▸ WHAT YOU HAVE TO DO:
I need every line that includes the word "device" copied from the material.

*** Opening EXERCISE INPUT ***

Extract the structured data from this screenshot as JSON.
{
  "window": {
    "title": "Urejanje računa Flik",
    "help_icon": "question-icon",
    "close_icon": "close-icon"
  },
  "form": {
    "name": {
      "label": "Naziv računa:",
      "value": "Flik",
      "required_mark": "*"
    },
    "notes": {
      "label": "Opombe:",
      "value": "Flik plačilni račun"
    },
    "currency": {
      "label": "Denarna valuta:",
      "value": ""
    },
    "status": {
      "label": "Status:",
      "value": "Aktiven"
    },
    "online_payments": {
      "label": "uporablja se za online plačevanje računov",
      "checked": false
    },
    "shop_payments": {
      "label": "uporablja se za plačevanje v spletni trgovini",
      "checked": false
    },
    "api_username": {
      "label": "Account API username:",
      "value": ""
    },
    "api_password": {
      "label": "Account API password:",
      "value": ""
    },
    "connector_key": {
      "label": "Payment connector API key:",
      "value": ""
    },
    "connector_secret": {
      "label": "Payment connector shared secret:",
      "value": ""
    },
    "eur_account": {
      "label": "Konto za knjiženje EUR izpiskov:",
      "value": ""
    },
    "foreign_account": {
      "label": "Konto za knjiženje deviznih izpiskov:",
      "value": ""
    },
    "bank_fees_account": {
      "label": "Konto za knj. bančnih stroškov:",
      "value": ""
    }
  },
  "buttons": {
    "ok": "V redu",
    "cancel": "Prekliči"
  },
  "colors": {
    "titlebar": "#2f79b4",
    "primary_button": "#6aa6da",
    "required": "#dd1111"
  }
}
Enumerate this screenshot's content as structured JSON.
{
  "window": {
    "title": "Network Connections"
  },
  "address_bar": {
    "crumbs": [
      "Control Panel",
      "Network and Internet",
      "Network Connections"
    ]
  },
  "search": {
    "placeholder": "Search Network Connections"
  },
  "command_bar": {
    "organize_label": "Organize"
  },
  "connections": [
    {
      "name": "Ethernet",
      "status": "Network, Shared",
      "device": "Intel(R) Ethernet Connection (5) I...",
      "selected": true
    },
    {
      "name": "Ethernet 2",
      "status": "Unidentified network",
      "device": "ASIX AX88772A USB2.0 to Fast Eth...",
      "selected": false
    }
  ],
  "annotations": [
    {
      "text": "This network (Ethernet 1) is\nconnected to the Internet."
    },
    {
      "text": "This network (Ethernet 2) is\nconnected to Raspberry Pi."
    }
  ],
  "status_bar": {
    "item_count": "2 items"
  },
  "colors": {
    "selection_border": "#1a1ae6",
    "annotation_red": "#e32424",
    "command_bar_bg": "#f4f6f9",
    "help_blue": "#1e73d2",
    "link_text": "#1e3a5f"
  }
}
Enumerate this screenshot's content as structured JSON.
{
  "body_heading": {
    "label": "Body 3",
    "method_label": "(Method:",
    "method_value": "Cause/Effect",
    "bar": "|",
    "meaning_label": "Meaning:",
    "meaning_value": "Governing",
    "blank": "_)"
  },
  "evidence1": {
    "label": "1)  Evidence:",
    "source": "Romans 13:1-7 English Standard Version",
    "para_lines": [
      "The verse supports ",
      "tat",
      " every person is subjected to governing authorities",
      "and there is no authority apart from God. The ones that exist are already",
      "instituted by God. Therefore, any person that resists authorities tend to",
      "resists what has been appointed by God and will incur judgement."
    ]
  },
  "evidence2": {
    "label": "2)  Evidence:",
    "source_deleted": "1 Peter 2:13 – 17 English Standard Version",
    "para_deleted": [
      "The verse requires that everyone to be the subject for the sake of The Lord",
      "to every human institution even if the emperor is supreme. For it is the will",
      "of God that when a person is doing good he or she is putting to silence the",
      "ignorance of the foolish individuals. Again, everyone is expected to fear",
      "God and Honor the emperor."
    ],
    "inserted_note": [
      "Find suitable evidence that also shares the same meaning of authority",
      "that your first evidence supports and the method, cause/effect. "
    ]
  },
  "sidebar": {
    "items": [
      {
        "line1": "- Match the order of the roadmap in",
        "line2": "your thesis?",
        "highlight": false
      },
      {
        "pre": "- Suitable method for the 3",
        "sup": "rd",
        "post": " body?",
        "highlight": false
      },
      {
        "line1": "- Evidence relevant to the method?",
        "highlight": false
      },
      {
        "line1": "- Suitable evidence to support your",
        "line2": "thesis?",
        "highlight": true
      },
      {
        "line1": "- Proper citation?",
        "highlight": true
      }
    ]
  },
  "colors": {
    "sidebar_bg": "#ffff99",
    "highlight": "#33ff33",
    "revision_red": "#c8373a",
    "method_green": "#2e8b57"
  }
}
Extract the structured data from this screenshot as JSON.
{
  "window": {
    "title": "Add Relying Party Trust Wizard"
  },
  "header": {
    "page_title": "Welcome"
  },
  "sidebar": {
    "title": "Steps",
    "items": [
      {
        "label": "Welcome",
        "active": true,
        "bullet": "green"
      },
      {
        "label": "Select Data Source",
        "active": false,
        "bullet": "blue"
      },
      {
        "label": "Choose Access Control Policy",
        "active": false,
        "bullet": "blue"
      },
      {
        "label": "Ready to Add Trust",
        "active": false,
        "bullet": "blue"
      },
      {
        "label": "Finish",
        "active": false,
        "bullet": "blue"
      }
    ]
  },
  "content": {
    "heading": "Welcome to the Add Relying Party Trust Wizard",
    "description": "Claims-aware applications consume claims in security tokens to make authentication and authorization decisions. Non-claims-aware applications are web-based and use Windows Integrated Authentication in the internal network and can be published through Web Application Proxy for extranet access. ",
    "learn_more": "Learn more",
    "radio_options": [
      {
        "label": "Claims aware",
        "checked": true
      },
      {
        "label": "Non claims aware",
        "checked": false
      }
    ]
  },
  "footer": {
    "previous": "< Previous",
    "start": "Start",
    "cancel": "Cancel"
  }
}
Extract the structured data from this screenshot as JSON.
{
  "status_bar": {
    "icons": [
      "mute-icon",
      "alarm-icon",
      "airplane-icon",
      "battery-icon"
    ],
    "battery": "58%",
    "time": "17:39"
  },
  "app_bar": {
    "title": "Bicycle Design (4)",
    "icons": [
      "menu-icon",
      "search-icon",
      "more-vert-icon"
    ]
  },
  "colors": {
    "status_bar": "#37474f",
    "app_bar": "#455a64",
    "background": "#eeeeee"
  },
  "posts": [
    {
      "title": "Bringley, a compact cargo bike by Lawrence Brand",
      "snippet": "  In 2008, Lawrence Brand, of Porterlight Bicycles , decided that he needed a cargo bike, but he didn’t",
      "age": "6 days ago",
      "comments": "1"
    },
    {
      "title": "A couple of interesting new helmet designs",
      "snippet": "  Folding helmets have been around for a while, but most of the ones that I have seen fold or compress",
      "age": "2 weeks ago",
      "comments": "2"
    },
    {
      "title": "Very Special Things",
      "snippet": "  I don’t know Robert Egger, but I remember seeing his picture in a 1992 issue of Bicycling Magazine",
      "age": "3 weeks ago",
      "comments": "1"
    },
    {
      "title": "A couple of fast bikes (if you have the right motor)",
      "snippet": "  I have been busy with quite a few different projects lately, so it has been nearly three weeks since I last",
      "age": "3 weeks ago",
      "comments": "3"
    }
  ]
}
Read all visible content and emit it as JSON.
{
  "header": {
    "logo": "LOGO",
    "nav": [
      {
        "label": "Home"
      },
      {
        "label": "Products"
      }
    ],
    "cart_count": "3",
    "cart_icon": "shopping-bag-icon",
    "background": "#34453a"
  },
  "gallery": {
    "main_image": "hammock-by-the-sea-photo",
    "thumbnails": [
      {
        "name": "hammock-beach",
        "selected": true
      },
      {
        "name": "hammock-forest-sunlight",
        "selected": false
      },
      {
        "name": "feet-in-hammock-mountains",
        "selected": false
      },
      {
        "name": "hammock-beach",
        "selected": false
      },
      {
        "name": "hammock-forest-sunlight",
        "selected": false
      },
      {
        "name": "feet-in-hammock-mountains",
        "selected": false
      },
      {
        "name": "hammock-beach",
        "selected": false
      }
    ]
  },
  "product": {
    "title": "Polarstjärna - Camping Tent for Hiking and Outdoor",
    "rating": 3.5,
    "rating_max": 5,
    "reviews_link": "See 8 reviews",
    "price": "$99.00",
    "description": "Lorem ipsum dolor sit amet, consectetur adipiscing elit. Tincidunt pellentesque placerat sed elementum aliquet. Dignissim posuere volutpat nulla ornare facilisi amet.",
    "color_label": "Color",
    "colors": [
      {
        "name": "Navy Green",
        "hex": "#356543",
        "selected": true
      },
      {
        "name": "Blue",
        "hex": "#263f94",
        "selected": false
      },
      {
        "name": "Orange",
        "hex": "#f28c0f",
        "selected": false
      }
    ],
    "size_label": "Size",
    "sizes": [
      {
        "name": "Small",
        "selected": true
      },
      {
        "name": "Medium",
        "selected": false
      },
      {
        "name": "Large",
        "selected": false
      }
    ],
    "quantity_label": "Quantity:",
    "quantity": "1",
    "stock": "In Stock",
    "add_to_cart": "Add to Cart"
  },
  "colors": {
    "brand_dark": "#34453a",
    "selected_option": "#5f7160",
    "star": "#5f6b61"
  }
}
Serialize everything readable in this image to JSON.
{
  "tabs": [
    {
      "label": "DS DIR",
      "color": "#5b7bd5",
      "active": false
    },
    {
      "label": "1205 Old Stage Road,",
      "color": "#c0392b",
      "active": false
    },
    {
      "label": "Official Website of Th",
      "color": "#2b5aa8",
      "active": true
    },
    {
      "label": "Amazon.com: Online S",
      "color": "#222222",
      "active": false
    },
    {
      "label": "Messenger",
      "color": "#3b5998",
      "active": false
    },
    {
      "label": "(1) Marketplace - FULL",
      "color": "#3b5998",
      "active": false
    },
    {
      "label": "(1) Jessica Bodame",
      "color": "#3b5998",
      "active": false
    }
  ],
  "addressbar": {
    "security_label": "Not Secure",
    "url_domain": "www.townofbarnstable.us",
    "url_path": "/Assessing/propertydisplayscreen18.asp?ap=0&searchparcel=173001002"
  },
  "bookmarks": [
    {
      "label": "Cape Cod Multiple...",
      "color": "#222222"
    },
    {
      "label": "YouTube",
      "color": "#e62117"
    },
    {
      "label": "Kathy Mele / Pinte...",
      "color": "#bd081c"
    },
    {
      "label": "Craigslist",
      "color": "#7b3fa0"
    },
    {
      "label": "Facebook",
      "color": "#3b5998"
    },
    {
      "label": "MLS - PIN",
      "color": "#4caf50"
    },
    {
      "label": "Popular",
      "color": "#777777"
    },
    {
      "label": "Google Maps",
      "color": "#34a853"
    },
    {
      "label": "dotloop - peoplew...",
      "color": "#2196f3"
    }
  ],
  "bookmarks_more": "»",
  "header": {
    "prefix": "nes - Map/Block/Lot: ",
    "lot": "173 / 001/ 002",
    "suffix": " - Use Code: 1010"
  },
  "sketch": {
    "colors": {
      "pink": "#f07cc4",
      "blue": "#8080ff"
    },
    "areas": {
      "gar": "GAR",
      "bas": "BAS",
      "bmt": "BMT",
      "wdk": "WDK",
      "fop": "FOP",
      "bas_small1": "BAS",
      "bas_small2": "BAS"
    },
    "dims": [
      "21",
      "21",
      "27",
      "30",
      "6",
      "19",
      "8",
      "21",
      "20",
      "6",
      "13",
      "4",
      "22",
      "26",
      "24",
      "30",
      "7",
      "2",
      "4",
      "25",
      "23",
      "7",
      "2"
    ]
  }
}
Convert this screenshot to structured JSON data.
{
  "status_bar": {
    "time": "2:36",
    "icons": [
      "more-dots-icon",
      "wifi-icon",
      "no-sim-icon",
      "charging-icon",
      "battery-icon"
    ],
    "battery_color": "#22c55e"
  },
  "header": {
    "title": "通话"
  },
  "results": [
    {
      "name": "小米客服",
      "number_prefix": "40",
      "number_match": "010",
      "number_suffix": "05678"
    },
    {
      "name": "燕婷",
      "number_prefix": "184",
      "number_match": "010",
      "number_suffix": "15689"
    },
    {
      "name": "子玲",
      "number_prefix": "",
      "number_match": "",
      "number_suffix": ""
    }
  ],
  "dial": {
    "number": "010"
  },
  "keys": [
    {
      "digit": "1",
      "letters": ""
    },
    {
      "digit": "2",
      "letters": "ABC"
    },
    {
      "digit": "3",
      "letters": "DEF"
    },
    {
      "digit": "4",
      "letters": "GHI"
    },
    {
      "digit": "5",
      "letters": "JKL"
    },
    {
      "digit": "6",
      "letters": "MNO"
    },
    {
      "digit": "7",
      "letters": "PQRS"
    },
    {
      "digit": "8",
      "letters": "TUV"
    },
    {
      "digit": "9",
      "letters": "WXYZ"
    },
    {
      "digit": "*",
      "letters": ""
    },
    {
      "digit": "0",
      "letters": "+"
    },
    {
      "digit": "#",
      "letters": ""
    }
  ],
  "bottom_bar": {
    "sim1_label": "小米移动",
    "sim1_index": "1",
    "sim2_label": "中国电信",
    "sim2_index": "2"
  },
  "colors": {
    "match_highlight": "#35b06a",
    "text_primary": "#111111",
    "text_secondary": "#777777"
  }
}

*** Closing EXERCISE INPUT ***

▸ FINISHED EXERCISE:
      "device": "Intel(R) Ethernet Connection (5) I...",
      "device": "ASIX AX88772A USB2.0 to Fast Eth...",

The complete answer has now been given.